As of this Wednesday (15th) it is mandatory to present the “vaccine passport”, the proof of immunization against covid-19 in order to access various public places and services in Rio de Janeiro. Citizens circulating in the city must present the vaccination booklet on paper or the document through the ConnectSUS application.
Read more: Rio City Hall will require proof of vaccination for closed and collective environments
Academies, clubs, training centers, stadiums, cinemas, theaters, children’s recreation places, museums, exhibitions, theme and water parks, in addition to trade fairs, conventions and conferences in the city will now require proof of vaccination.
It is not mandatory that citizens of all ages have completed the vaccination schedule, but it is necessary to show that they are within the deadline to wait for the application of the second dose. Therefore, people between 40 and 49 years old should have the second dose from October 1st. For adults aged 30 to 39, the second dose is required from November 1st. From 18 to 29 years old, the date will be November 15th.
In addition to the paper vaccination card, the certificate can also be obtained in digital format either through the ConnectSUS application or through the Ministry of Health website (click here to access).

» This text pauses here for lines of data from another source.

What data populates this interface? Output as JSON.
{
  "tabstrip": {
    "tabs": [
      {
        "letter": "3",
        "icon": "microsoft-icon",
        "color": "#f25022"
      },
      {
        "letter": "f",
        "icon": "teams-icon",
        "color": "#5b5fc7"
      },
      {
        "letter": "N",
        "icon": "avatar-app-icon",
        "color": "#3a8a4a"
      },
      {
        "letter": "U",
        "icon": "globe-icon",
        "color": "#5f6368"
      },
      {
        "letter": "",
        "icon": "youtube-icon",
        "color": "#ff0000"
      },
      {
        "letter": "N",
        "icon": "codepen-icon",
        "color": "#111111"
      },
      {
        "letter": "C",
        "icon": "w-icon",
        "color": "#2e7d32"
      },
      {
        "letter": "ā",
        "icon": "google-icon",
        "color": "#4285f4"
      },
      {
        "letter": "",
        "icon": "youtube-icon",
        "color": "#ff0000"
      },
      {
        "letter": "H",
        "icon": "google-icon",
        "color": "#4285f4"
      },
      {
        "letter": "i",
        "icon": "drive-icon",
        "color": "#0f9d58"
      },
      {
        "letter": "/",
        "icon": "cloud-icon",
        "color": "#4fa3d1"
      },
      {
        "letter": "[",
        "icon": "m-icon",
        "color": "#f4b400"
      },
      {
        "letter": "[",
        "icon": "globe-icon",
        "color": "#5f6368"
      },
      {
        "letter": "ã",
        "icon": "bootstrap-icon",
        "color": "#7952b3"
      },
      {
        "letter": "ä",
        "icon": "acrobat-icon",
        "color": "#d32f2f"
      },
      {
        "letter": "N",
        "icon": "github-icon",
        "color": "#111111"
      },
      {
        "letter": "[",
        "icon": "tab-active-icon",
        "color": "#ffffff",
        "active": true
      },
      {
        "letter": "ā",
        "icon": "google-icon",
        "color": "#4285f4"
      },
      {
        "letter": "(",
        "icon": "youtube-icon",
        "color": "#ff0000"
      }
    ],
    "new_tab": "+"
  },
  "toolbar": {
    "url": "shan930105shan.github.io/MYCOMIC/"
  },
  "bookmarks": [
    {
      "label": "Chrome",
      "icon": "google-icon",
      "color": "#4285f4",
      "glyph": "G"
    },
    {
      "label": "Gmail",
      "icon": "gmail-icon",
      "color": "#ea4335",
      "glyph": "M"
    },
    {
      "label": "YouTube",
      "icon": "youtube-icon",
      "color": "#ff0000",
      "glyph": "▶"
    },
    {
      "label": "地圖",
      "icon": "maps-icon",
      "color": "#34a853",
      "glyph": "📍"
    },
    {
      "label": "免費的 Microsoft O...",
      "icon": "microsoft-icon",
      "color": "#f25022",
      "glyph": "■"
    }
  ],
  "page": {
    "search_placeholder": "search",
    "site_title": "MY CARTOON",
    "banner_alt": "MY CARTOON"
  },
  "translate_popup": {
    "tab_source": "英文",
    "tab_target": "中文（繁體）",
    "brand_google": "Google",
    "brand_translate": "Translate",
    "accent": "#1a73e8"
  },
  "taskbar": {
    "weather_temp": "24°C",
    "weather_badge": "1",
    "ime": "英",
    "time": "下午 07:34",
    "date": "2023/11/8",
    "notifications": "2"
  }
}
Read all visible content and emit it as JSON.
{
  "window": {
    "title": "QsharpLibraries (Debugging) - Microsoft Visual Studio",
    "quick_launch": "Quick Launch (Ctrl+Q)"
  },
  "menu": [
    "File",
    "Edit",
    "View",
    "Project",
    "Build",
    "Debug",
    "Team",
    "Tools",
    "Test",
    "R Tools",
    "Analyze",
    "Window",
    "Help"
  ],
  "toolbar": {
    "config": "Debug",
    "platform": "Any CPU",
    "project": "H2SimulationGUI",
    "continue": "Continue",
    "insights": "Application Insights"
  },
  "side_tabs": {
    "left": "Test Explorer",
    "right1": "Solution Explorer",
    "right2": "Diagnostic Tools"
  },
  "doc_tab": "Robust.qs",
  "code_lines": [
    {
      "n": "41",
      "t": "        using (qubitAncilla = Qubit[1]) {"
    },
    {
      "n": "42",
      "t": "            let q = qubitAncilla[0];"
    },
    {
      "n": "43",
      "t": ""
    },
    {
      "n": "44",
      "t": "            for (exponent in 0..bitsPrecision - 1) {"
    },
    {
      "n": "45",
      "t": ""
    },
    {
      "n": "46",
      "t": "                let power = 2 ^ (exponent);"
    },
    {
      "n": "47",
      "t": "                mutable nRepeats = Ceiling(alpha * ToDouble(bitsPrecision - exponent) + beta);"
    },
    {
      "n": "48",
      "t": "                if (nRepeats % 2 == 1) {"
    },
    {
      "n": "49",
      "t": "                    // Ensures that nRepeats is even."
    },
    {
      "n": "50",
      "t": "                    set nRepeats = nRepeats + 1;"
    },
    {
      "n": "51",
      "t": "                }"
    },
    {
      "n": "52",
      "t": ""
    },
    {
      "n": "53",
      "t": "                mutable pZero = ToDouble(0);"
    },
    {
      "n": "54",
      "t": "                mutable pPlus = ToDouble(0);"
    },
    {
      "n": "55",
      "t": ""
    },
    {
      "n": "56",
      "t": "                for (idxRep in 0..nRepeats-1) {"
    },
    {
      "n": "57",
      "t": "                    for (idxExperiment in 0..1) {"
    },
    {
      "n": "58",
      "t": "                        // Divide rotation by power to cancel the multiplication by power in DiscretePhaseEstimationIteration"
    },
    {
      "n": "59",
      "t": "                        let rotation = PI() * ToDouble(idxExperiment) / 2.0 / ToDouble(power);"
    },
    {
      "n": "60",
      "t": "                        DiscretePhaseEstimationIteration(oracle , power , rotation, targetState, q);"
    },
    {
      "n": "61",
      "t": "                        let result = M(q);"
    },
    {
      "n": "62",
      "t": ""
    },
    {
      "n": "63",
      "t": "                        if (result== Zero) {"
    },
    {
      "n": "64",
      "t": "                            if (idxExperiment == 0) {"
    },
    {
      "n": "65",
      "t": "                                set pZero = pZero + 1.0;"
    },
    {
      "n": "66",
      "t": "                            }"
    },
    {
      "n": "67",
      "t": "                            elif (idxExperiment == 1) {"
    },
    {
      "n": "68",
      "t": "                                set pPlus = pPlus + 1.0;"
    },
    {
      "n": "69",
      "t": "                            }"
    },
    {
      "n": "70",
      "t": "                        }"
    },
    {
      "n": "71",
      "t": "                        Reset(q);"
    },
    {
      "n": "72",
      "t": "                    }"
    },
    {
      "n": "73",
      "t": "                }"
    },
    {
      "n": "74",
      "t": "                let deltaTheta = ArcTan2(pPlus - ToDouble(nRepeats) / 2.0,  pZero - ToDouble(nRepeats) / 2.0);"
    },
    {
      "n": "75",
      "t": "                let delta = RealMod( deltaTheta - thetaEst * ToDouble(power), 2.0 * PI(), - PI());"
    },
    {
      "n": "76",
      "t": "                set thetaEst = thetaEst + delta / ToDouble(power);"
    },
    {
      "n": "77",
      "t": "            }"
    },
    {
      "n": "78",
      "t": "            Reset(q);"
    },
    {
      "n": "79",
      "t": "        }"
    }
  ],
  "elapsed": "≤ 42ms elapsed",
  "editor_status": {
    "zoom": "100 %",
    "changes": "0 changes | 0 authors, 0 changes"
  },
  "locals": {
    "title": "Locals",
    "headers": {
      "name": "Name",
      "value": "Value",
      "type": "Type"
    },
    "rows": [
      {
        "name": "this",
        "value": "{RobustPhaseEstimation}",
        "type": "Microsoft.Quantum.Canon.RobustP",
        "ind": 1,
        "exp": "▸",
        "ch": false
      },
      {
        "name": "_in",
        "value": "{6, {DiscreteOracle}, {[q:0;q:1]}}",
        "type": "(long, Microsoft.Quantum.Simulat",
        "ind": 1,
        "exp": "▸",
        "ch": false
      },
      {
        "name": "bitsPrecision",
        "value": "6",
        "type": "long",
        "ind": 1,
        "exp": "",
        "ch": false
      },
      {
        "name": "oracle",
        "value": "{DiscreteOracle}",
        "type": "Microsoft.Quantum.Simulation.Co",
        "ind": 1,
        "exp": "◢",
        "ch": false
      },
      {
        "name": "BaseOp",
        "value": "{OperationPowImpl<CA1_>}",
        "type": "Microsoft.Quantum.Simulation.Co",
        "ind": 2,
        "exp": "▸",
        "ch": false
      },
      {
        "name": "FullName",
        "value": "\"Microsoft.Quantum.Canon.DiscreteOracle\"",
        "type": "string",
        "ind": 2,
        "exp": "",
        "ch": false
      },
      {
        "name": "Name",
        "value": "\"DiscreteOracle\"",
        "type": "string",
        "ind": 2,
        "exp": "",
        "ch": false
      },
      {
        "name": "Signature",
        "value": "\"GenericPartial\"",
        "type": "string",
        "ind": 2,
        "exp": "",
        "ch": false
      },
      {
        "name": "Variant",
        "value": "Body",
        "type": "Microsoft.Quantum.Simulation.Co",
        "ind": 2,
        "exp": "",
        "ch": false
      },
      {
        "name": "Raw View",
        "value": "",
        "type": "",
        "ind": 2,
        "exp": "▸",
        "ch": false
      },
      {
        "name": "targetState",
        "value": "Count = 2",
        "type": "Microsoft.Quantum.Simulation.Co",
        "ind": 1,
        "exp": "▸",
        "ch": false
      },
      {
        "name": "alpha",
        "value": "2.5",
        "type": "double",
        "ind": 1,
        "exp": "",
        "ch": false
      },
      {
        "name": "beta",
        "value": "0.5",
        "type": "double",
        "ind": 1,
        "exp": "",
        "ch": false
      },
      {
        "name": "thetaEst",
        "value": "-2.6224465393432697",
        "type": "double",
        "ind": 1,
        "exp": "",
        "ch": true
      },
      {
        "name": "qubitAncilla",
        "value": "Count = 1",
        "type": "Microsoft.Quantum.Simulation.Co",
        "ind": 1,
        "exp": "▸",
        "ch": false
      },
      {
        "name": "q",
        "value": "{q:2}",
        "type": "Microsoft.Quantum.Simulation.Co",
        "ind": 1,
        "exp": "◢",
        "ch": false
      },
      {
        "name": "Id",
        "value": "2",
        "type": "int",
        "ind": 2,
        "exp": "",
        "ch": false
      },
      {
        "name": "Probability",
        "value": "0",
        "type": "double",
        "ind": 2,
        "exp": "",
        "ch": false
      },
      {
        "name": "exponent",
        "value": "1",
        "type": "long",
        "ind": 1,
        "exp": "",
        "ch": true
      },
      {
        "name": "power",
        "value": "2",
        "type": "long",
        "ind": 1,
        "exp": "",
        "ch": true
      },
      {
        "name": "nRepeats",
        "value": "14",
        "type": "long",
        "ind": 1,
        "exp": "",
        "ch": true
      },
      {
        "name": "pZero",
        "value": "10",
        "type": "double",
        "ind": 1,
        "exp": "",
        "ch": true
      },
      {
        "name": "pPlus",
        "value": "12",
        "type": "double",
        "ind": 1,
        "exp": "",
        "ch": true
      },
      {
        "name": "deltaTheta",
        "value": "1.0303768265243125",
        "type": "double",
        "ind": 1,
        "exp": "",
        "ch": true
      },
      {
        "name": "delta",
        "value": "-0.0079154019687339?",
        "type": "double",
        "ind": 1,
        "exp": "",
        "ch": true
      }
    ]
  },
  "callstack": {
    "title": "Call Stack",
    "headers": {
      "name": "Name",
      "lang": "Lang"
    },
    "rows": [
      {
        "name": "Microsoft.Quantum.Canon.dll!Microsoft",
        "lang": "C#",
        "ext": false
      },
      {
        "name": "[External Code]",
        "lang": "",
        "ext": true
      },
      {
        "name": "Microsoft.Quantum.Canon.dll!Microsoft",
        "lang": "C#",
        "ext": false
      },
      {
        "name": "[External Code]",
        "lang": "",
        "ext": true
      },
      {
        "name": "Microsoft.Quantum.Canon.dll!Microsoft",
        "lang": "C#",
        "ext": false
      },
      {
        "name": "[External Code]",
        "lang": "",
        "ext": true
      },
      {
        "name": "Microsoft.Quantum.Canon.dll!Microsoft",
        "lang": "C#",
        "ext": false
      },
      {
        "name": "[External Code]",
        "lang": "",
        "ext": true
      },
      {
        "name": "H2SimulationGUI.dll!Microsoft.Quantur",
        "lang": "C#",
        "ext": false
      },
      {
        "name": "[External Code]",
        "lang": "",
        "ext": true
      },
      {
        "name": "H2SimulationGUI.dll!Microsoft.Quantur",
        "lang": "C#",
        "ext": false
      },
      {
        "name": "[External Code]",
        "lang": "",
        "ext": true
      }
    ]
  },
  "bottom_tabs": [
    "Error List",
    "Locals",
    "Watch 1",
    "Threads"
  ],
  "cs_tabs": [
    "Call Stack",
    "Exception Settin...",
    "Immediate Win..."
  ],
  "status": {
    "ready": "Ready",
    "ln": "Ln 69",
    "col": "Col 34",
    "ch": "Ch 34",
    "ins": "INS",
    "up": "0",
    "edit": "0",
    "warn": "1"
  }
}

The decree of the Municipality of Rio de Janeiro would take effect from September 1st, but a failure in the Ministry of Health’s application caused Mayor Eduardo Paes (PSD) to postpone the measure. The City Hall foresees a fine of R$1,000 for those who try to circumvent proof of the vaccine.
Last Tuesday (14), Paes justified the measure: “What is important to understand about the passport is that it is precisely so that the city can return to normal, so that people can go back to attending public spaces,” he said. the mayor.
Read too: Mayor of Rio does not rule out calling the courts so that vaccines are delivered on time
Check out the places that require the “vaccine passport” as of today:
– gyms, swimming pools, training and fitness centers and social clubs;
– Olympic villages, stadiums and sports halls;
– cinemas, theaters, concert halls, game rooms, circuses, recreation
children’s and skating rinks;
– entertainment activities, except when expressly prohibited;
– tourist sites, museums, galleries and art exhibitions,
aquarium, amusement parks, theme parks, water parks,
presentations and drive-in;
– conferences, conventions and trade fairs.
Source: BoF Rio de Janeiro
Edition: Eduardo Miranda